Last Tuesday the crowd at the Portland Pirates game against Worcester sipped soda and munched on pretzels and popcorn as Canadian artist Graeme Patterson's two-minute video "Ten Point Game" was announced. Minutes before the game the Civic Center's JumboTron hovering over center ice cut from zippy promotional spots to the logo for the ICA. As the stop-animation began a few supportive shouts rang from the audience, and there was some confused whispering and the inevitable chitchat as people took their seats, but the crowd was largely attentive and curious.
BRINGING ART TO THE MASSES Video projections at Portland Pirates games.
So began a series of three Pirates games that featured video screenings last week. Curated by the Institute of Contemporary Art's new director Daniel Fuller, the artworks, each related to hockey, served as ambassadors between Portland's art and sport communities. Stereotypically speaking, the ethnographic and over-analytical tendencies of the former camp might presumably look at the event as a concentrated sample of problematic prescribed social identities and narratives, while the latter might rather get the action started. The hockey theme of each of the films connected the two groups superficially, but provided an elemental common ground that quickly related the two, and displayed that the enjoyment of art and sport is not mutually exclusive.
The ICA's collaboration with the Portland Pirates stands as a curated situation, a confrontation and synthesis of two worlds that are largely considered to be culturally opposed. The contextualization of the art films in the sports arena aimed to gave rise to discussions of competition, commercialism, and audience, as well as, perhaps, to promote a rowdy and animated environment for the reception of art. Fuller is himself a sports fan, and views games as a gathering point, as a "shared, collective landscape with the joy of success and the agony of defeat." He imagined this cultural experiment to be a perfect opportunity to reach new audiences as a curator of art, and to engender important conversation.
In "Ten Point Game," the video screened on Tuesday, Canadian hockey hero Darryl Sittler unemotionally narrates his sequence of assists and goals that culminated in one of the greatest performances in NHL history on February 7, 1976. The 2008 interview with Sittler that serves as narration for the piece is dry and mechanical, seemingly diluted and dulled by the 30 years between the account and the event. Employing the framework of a vintage hockey table game, Patterson recreates the series of scores in accordance with Sittler's tale, leaning on the one-sidedness of the account and ultimately recasting the game as simple, unimpassioned, and somewhat ridiculous. Patterson's video engages with an alternate and multi-tiered world of play and memory as related to a moment steeped in collective nostalgia. He accesses the subjective angle of an experience shared and adored by many. He isolates the hero's tale, removing it from its spectacle status, and allows it to be told with the rigor of someone describing what they ate for breakfast.

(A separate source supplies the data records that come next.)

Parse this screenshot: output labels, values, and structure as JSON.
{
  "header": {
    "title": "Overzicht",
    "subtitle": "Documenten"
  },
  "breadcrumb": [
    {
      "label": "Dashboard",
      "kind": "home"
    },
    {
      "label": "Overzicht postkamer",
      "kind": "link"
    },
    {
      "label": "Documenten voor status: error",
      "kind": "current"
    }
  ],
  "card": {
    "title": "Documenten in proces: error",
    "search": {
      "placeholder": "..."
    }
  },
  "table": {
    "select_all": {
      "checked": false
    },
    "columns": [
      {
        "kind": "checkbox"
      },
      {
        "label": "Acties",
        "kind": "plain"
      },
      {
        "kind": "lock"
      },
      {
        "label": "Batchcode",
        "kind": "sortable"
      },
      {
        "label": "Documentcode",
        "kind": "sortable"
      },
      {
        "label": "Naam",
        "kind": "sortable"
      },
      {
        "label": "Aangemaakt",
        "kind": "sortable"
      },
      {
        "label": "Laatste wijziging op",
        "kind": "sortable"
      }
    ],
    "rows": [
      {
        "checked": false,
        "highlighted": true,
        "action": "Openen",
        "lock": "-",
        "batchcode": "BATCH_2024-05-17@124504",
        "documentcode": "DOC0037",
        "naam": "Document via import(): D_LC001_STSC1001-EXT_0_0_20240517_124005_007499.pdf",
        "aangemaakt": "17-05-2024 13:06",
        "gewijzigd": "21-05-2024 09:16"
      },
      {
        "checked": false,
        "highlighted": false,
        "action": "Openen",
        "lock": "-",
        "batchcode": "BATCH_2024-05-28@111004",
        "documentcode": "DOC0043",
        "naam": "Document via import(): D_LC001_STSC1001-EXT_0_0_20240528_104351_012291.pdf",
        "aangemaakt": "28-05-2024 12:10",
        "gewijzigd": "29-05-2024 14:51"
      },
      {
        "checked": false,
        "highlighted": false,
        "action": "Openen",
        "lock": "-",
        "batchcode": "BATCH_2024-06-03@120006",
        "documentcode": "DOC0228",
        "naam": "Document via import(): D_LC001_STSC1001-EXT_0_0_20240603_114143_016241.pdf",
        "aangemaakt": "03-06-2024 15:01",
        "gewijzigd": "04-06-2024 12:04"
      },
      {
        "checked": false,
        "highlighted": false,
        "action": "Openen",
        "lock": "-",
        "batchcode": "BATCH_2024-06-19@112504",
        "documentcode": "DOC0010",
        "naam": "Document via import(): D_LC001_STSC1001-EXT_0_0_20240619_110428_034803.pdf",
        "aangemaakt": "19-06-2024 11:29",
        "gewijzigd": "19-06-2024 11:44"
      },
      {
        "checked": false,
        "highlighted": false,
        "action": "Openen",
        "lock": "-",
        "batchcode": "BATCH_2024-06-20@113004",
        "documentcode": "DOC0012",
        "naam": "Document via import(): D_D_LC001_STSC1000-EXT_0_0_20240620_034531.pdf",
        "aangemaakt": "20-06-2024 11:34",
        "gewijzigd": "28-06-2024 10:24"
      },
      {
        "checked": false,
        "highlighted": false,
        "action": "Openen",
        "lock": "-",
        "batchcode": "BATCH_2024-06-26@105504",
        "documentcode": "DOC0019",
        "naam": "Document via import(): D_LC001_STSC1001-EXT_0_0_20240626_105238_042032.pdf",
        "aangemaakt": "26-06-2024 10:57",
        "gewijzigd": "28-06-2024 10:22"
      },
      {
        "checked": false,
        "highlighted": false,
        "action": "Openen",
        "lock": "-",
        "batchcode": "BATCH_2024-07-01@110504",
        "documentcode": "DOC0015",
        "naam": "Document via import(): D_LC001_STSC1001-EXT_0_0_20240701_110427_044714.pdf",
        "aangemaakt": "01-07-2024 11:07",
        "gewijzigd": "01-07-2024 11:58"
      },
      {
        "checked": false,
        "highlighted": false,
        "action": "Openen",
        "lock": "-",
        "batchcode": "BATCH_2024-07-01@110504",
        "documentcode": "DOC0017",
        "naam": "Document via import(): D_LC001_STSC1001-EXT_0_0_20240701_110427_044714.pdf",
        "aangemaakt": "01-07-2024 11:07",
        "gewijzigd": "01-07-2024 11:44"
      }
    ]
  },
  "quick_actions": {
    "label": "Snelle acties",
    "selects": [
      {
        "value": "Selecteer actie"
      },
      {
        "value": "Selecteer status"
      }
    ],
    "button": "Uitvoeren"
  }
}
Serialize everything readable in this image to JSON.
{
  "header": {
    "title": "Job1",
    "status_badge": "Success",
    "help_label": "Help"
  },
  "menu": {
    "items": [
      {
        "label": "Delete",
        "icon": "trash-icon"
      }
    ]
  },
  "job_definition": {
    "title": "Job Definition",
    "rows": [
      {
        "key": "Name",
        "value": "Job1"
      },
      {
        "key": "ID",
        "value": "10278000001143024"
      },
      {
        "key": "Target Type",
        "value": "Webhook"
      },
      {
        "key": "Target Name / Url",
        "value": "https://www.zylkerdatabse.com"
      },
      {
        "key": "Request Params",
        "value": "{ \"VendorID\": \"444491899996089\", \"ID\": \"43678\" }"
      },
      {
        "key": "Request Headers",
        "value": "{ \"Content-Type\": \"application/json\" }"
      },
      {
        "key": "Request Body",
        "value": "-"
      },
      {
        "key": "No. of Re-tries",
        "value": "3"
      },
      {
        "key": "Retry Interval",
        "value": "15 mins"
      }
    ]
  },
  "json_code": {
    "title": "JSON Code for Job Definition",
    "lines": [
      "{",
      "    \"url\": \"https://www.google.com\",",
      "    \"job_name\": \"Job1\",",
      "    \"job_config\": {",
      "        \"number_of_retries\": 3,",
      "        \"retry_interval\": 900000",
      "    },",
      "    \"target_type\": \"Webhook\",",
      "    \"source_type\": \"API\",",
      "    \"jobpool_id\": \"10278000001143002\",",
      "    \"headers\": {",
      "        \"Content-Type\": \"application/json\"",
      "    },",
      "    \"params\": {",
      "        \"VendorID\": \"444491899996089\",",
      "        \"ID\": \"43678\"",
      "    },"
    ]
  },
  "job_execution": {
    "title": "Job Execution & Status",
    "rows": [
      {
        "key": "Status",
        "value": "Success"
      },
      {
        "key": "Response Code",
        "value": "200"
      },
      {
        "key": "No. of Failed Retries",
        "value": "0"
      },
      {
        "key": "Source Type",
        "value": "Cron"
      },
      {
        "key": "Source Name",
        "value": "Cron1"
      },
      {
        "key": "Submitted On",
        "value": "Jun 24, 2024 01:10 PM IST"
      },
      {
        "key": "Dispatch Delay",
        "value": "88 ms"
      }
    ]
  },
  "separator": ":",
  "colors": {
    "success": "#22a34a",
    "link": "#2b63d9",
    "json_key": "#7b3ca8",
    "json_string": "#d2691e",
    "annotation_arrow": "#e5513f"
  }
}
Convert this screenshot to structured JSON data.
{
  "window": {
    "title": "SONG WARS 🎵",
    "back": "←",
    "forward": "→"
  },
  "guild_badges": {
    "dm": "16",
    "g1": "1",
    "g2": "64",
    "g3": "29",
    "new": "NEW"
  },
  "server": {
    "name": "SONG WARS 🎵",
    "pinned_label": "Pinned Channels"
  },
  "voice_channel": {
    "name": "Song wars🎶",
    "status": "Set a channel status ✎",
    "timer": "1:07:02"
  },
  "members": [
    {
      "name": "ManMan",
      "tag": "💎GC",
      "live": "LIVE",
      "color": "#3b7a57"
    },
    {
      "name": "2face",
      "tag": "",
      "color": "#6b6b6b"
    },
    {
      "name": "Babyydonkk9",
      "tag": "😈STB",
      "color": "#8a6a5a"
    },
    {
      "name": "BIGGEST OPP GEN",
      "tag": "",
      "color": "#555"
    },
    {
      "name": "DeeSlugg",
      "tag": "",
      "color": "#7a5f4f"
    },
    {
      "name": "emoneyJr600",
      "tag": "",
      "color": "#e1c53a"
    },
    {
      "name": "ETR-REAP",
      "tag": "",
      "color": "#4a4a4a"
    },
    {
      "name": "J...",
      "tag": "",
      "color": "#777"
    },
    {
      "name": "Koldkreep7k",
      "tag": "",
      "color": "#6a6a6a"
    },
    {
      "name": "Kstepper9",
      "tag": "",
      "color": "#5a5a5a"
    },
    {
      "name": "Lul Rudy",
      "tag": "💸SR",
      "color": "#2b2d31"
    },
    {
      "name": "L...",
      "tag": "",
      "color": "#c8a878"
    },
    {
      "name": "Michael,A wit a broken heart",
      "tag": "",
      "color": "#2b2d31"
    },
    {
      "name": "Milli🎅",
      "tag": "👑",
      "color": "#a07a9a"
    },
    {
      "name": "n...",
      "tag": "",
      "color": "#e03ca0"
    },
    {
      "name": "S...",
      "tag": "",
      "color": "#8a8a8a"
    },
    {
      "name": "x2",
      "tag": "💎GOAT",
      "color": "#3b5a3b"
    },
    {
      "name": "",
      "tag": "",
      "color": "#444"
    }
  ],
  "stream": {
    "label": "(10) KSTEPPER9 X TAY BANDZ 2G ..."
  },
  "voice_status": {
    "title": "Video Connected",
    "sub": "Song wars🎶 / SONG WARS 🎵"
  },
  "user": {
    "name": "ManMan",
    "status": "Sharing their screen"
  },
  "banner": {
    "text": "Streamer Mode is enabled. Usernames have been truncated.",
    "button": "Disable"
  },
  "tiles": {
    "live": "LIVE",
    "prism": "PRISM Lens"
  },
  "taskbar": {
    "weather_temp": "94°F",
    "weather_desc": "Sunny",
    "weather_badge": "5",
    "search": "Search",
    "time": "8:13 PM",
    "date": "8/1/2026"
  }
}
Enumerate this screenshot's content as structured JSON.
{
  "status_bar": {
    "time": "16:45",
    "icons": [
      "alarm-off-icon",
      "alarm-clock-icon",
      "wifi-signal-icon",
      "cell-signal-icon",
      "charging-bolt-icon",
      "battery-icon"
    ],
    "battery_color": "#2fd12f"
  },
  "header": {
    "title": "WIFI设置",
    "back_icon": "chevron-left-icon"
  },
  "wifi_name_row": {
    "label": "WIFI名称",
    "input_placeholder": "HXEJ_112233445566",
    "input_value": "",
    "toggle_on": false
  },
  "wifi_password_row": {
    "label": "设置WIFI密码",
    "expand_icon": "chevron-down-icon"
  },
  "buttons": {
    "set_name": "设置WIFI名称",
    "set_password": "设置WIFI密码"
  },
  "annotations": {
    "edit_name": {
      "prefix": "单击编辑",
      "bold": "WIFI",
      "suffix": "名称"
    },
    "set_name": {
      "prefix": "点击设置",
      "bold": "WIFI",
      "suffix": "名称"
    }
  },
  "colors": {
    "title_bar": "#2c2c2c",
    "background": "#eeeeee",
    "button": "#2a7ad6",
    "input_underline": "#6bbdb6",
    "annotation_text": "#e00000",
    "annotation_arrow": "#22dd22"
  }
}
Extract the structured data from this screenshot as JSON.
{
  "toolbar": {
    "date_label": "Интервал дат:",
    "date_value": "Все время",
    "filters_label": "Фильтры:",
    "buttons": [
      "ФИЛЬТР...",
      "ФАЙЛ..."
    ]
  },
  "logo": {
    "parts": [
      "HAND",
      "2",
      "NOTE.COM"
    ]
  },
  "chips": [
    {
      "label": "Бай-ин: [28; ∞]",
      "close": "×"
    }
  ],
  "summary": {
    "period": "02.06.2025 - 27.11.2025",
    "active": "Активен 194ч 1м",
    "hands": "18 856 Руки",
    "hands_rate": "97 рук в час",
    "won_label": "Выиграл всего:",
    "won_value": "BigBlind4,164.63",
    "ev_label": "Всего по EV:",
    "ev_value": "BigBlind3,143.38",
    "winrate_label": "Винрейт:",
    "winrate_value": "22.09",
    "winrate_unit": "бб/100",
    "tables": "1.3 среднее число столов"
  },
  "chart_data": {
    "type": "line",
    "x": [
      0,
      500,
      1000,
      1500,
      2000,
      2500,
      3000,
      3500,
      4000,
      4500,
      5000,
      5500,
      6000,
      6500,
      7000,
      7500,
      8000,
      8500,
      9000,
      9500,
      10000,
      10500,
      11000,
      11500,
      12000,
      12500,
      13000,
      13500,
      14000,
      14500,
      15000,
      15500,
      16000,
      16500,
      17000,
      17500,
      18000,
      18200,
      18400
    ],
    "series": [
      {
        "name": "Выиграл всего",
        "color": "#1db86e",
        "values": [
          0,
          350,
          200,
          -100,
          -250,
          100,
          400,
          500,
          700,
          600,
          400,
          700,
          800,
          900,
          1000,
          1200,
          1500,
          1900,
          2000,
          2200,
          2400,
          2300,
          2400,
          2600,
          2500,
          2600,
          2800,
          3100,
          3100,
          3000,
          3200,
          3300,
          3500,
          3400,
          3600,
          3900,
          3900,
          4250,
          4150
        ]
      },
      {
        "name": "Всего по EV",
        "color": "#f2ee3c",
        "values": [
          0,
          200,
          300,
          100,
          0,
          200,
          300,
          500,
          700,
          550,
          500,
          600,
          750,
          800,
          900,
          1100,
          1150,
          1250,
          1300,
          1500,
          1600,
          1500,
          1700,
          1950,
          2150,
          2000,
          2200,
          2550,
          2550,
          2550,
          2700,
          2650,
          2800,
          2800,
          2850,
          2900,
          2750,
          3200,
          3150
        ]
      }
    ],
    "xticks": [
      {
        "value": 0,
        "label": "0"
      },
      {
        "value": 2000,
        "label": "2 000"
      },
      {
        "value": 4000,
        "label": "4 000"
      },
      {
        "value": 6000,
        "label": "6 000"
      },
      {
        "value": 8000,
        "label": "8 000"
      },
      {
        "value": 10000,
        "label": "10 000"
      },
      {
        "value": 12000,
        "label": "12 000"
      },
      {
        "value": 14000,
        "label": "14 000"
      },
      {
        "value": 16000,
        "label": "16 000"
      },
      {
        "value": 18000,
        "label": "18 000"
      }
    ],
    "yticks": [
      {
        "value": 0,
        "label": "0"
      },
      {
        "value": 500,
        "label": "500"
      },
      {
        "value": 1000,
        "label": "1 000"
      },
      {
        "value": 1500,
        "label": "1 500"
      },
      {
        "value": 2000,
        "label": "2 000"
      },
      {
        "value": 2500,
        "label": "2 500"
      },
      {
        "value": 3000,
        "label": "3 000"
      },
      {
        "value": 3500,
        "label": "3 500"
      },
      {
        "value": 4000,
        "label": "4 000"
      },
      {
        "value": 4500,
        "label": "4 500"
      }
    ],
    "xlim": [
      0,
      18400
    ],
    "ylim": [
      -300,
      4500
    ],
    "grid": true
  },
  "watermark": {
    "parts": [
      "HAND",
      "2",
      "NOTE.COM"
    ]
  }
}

"Ten Point Game" proved to be a surprising pause from an inundation of advertisements and promotional events, scantily clad skating ladies, and "Chuck the Puck." The collaboration cleverly engaged both communities, promoting new experiences for both and expanding the parameters of Portland's category of art venue while laying some stones between MECA and the Civic Center. While Fuller's intervention brought energy to art consumption and critical thinking to a sports event, it also got some recent attention from Tyler Green's Modern Art Notes, deemed "the most influential of all visual-art blogs" by the Wall Street Journal. We can't wait to see what Fuller's next move is.
Annie Larmon can be reached at firstname.lastname@example.org.